**Task objective**
The reply is to contain the full listing, repeated exactly, with pictures left out.

The data Block Start

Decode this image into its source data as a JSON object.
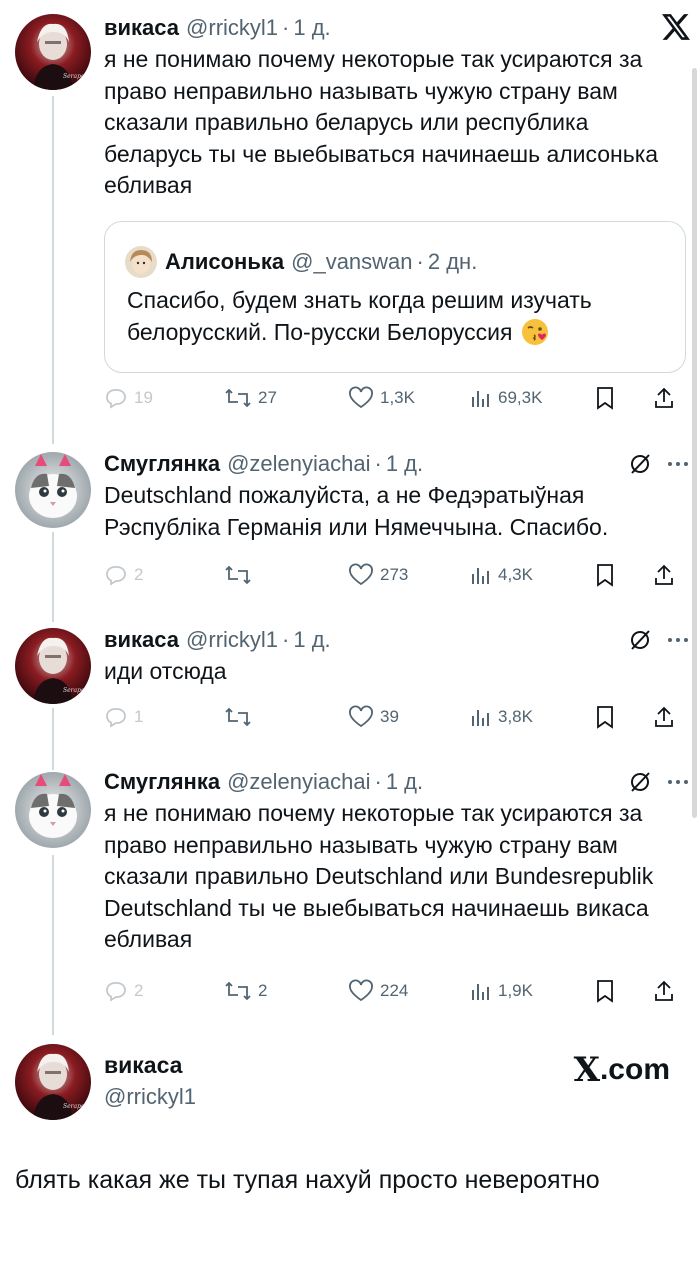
{
  "tweets": [
    {
      "name": "викаса",
      "handle": "@rrickyl1",
      "dot": "·",
      "time": "1 д.",
      "text": "я не понимаю почему некоторые так усираются за право неправильно называть чужую страну вам сказали правильно беларусь или республика беларусь ты че выебываться начинаешь алисонька ебливая",
      "quote": {
        "name": "Алисонька",
        "handle": "@_vanswan",
        "dot": "·",
        "time": "2 дн.",
        "text": "Спасибо, будем знать когда решим изучать белорусский. По-русски Белоруссия",
        "emoji": "kissing-face-heart"
      },
      "actions": {
        "replies": "19",
        "reposts": "27",
        "likes": "1,3K",
        "views": "69,3K"
      }
    },
    {
      "name": "Смуглянка",
      "handle": "@zelenyiachai",
      "dot": "·",
      "time": "1 д.",
      "text": "Deutschland пожалуйста, а не Федэратыўная Рэспубліка Германія или Нямеччына. Спасибо.",
      "actions": {
        "replies": "2",
        "reposts": "",
        "likes": "273",
        "views": "4,3K"
      }
    },
    {
      "name": "викаса",
      "handle": "@rrickyl1",
      "dot": "·",
      "time": "1 д.",
      "text": "иди отсюда",
      "actions": {
        "replies": "1",
        "reposts": "",
        "likes": "39",
        "views": "3,8K"
      }
    },
    {
      "name": "Смуглянка",
      "handle": "@zelenyiachai",
      "dot": "·",
      "time": "1 д.",
      "text": "я не понимаю почему некоторые так усираются за право неправильно называть чужую страну вам сказали правильно Deutschland или Bundesrepublik Deutschland ты че выебываться начинаешь викаса ебливая",
      "actions": {
        "replies": "2",
        "reposts": "2",
        "likes": "224",
        "views": "1,9K"
      }
    }
  ],
  "final": {
    "name": "викаса",
    "handle": "@rrickyl1",
    "brand_x": "X",
    "brand_suffix": ".com",
    "text": "блять какая же ты тупая нахуй просто невероятно"
  },
  "icons": {
    "top_right": "x-logo-icon",
    "more": "more-dots-icon",
    "grok": "grok-slash-icon",
    "reply": "reply-bubble-icon",
    "repost": "repost-arrows-icon",
    "like": "heart-icon",
    "views": "views-bars-icon",
    "bookmark": "bookmark-icon",
    "share": "share-icon"
  },
  "colors": {
    "text": "#0f1419",
    "secondary": "#536471",
    "border": "#cfd9de",
    "background": "#ffffff"
  }
}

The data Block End

**Exercise answer**
Decode this image into its source data as a JSON object.
{
  "tweets": [
    {
      "name": "викаса",
      "handle": "@rrickyl1",
      "dot": "·",
      "time": "1 д.",
      "text": "я не понимаю почему некоторые так усираются за право неправильно называть чужую страну вам сказали правильно беларусь или республика беларусь ты че выебываться начинаешь алисонька ебливая",
      "quote": {
        "name": "Алисонька",
        "handle": "@_vanswan",
        "dot": "·",
        "time": "2 дн.",
        "text": "Спасибо, будем знать когда решим изучать белорусский. По-русски Белоруссия",
        "emoji": "kissing-face-heart"
      },
      "actions": {
        "replies": "19",
        "reposts": "27",
        "likes": "1,3K",
        "views": "69,3K"
      }
    },
    {
      "name": "Смуглянка",
      "handle": "@zelenyiachai",
      "dot": "·",
      "time": "1 д.",
      "text": "Deutschland пожалуйста, а не Федэратыўная Рэспубліка Германія или Нямеччына. Спасибо.",
      "actions": {
        "replies": "2",
        "reposts": "",
        "likes": "273",
        "views": "4,3K"
      }
    },
    {
      "name": "викаса",
      "handle": "@rrickyl1",
      "dot": "·",
      "time": "1 д.",
      "text": "иди отсюда",
      "actions": {
        "replies": "1",
        "reposts": "",
        "likes": "39",
        "views": "3,8K"
      }
    },
    {
      "name": "Смуглянка",
      "handle": "@zelenyiachai",
      "dot": "·",
      "time": "1 д.",
      "text": "я не понимаю почему некоторые так усираются за право неправильно называть чужую страну вам сказали правильно Deutschland или Bundesrepublik Deutschland ты че выебываться начинаешь викаса ебливая",
      "actions": {
        "replies": "2",
        "reposts": "2",
        "likes": "224",
        "views": "1,9K"
      }
    }
  ],
  "final": {
    "name": "викаса",
    "handle": "@rrickyl1",
    "brand_x": "X",
    "brand_suffix": ".com",
    "text": "блять какая же ты тупая нахуй просто невероятно"
  },
  "icons": {
    "top_right": "x-logo-icon",
    "more": "more-dots-icon",
    "grok": "grok-slash-icon",
    "reply": "reply-bubble-icon",
    "repost": "repost-arrows-icon",
    "like": "heart-icon",
    "views": "views-bars-icon",
    "bookmark": "bookmark-icon",
    "share": "share-icon"
  },
  "colors": {
    "text": "#0f1419",
    "secondary": "#536471",
    "border": "#cfd9de",
    "background": "#ffffff"
  }
}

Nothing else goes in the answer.